The US online betting and gaming market is still focused on customer acquisition according to Andrew Foster, Chief Business Officer at Enteractive. But already it is apparent that those that place a greater emphasis on retention will be more likely to succeed in the long run.
It has been said many times before but it is no less true, US online sports betting operators are currently focused on customer acquisition and increasing market share. This focus is characterized by huge and costly advertising campaigns, strategic sports sponsorships, and player promotions and bonuses that are leading to, in some cases, eye-watering losses for many operators, including the most well known ones such as DraftKings.
For smaller or medium-sized brands, the pressure is also telling as they see marketing budgets rise but little in the way of corresponding increases in market share or revenues. In fairness this is not surprising, as all newly-regulated markets go through similar phases when they first open as operators focus on building up the customer base and generating volume.
The US of course is different to most regulated markets. Its size, scale and potential are on a different level to any other market, but this is also balanced out by operators having to be regulated in individual states, which means high regulatory costs and barriers to entry for many of them.
Changing customer habits
And while the business environment in which sportsbooks operate is one issue that impacts how they work, customer habits are also changing.
A recent analysis of mobile betting apps by the gaming research firm Eilers & Kreicjek shows that operator improvements to their user interface has a direct impact in how bettors respond to their products and, therefore, will be more inclined to bet with them.
The E&K data revealed that DraftKings took top spot for user ratings, overtaking FanDuel in the process, after “significant improvements” were made to the DraftKings app.
In addition, US-focused apps are not only gaining on the more European-based products, they are now overtaking them. According to E&K, this is “a departure from previous testing cycles in which European operators were more dominant”.

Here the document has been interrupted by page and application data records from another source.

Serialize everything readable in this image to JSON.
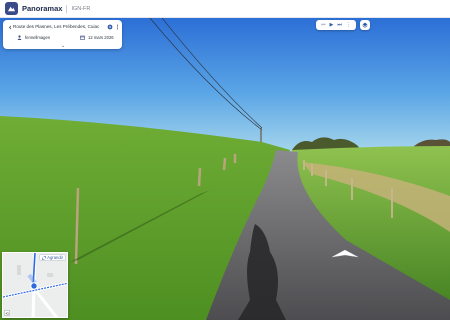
{
  "header": {
    "app_title": "Panoramax",
    "app_subtitle": "IGN-FR"
  },
  "info_card": {
    "address": "Route des Plasnes, Les Prébendes, Cuiac",
    "author": "fennellmagen",
    "date": "12 mars 2026"
  },
  "player": {
    "icons": [
      "skip-back-icon",
      "play-icon",
      "fast-forward-icon",
      "more-icon"
    ]
  },
  "minimap": {
    "enlarge_label": "Agrandir"
  },
  "colors": {
    "sky_top": "#2c6fd6",
    "sky_bottom": "#9ed2ec",
    "grass": "#5e9c2c",
    "road": "#5a5a5c",
    "accent": "#2d5aa8"
  }
}
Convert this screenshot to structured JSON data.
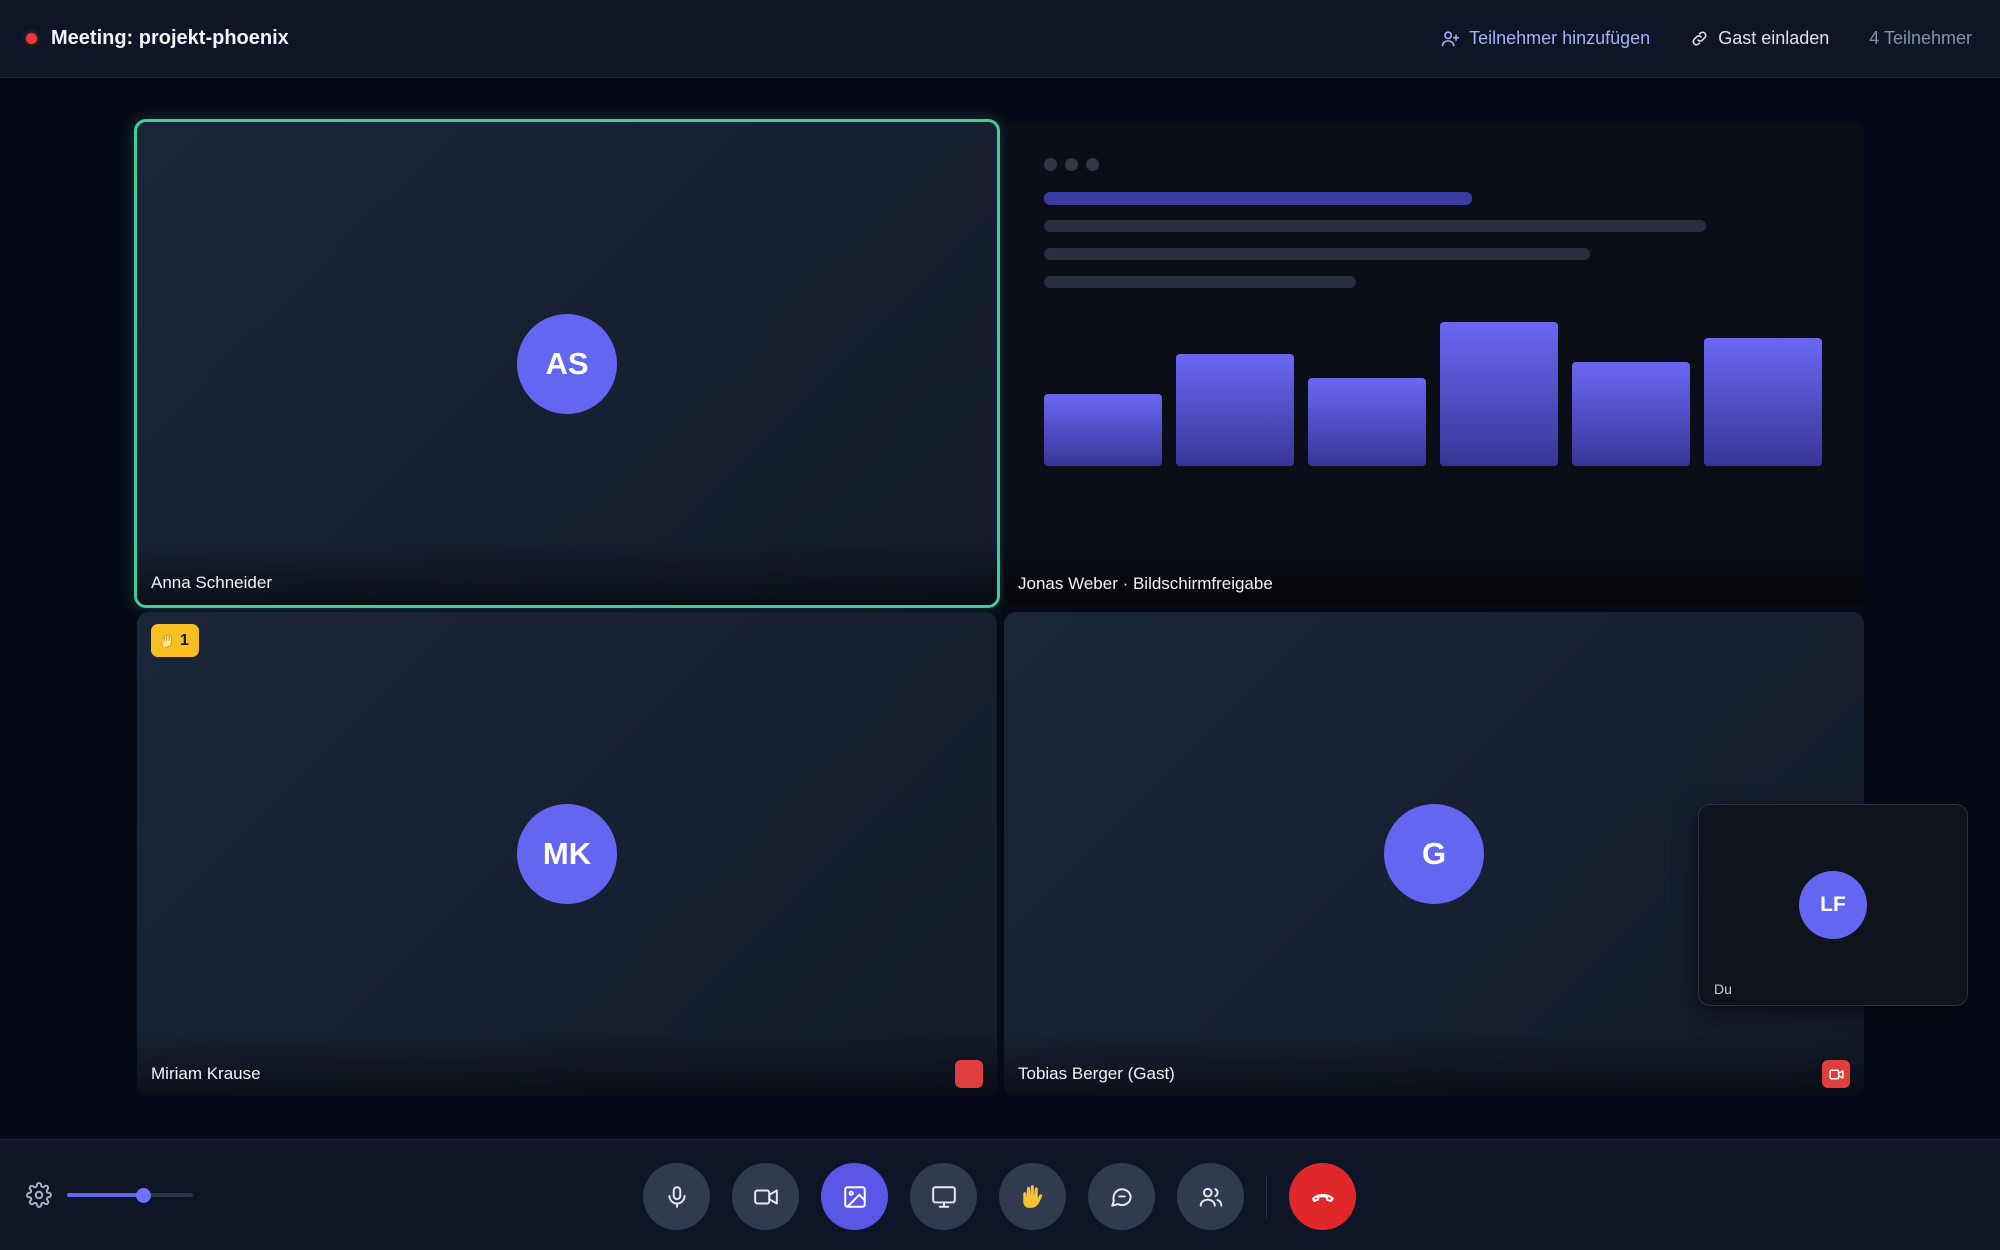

The E&K analysts added: “We are increasingly finding testers turned off by Eurocentric design considerations and language. Moreover, we’re beginning to see specific expectations emerge in our testers’ comments regarding market structures and layouts; of note, easy availability of prop bets and same-game parlay is now hugely important.”
The increased focus on US-centric interfaces, prop bets and same-game parlays should be expected as the market matures. It will also play an increasingly important role in the adoption rates of US betting apps and, of course, the follow-on from adoption rates of mobile apps is retention.
Even if the battle for market share continues to take priority in the short term, it is clear that retention will become a key differentiator in the future. How long that will take is open to debate, but at some point operators will move away from acquisition to maximize lifetime values through independent features like quality content, such as podcasts. And those with land-based outlets will seek to drive online players to their resorts with special promotions and experiences.
Some executives are already thinking about this. Speaking at the recent iGaming NEXT Bright Future conference online in June, Laila Mintas, CEO of the US challenger brand PlayUp, said retention was largely being overlooked in the US at the moment.
“Everyone is focused on acquisition, and not many are focused on retention, so part of our strategy is to retain the customer,” she said. “Instead of going out and keep giving bonuses away to acquire new customers, it’s much better to reward customers that you have already, and I think that’s something we will see improving in the US over time.”
Adam Fiske, CEO of Australian affiliate iRival Media, concurred: “Sometimes we falsely think about affiliates as just about acquisition, where there’s probably a bigger role for them, or for us and for many companies, to play in retention and re-engagement.”
Again this is not to say that bonuses, incentives or money-back promotions don’t have their place, indeed they are very effective as part of a broad marketing mix, but they can also be blunt instruments and are often viewed negatively by regulators.
Fiske added that there were as many different approaches as there were operators, but some, such as PointsBet, have major media deals with networks such as NBC but are also mixing this with niche betting products and rewards programs to differentiate themselves from their competitors.
How are the trends outlined in this article relevant to an activation specialist like Enteractive? For us, they simply confirm our belief that our specialisms – one-to-one communication and dialogue with players – can play a key role in the customer retention mix. Being able to generate player activity, and increase the volume of your active players, with agents who speak in the same accent, with the same cultural references as the players, is how we do it.
We’re always happy to talk about our expertise in this area, so any operators who are looking for advice in the US market should get in touch with us to find out how we can add to their bottom line revenues. Check out our website, www.enteractive.com, or drop me an email at [email protected].
Andrew Foster is the Chief Business Officer for Enteractive. He has been with the company for five years, and lives in Malta with his family. Hailing from Johannesburg, SA, Andrew spent almost seven years in the South African gambling industry before making the move to Europe in 2016.